Extracted records:
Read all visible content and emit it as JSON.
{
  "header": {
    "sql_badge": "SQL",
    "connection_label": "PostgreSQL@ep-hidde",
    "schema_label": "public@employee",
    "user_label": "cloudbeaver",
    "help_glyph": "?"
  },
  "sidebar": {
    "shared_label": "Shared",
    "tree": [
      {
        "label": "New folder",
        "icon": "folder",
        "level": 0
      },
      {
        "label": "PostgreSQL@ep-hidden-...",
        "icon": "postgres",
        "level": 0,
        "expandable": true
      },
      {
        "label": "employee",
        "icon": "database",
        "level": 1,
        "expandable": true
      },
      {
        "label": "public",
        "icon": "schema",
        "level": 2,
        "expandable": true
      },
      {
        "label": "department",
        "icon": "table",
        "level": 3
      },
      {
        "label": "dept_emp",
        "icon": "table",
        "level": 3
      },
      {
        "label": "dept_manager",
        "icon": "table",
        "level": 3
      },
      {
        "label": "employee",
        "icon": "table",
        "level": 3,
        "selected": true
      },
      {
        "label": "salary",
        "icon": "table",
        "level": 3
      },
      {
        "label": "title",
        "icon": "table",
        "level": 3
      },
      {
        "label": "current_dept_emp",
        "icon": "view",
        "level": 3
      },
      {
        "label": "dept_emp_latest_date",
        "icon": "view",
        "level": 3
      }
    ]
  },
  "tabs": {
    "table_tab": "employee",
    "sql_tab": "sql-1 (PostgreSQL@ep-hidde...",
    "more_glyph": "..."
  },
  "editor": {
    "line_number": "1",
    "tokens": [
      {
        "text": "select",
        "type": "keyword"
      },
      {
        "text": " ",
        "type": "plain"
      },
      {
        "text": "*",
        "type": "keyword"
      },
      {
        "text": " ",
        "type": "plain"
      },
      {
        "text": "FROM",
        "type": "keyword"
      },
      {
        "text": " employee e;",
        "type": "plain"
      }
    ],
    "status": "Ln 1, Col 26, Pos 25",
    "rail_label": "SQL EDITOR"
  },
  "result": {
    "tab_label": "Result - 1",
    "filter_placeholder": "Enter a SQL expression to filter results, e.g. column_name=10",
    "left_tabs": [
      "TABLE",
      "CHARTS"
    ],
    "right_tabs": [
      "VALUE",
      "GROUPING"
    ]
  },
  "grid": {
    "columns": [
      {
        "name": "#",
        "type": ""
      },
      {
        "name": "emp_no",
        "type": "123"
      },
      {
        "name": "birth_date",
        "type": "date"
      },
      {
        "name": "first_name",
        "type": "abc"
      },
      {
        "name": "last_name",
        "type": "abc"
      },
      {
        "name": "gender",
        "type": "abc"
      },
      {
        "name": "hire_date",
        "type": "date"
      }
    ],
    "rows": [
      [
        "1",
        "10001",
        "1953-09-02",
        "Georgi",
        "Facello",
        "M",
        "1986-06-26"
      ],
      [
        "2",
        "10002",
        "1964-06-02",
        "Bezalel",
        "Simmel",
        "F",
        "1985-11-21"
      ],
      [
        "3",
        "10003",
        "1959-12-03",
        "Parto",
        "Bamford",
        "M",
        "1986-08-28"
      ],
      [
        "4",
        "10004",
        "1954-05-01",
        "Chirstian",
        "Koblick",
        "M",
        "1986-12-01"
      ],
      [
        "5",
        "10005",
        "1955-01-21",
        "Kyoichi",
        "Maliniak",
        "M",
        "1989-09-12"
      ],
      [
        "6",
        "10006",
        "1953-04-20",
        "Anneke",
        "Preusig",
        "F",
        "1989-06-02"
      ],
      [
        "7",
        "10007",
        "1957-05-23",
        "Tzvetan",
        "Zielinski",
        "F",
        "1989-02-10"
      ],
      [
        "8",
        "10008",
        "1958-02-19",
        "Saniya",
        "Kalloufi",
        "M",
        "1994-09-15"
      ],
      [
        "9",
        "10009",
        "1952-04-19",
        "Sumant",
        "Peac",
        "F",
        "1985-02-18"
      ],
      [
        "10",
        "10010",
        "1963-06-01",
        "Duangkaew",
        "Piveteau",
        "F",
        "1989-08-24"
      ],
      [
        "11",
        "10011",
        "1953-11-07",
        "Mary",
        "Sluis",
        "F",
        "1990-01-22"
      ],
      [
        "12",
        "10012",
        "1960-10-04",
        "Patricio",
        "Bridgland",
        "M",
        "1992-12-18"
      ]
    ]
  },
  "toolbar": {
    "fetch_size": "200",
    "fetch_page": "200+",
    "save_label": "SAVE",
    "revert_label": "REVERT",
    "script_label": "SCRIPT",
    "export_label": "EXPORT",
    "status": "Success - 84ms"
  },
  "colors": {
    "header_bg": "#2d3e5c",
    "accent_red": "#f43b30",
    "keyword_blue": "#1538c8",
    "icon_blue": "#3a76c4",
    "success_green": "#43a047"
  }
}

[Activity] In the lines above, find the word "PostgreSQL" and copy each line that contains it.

[Output]
    "connection_label": "PostgreSQL@ep-hidde",
        "label": "PostgreSQL@ep-hidden-...",
    "sql_tab": "sql-1 (PostgreSQL@ep-hidde...",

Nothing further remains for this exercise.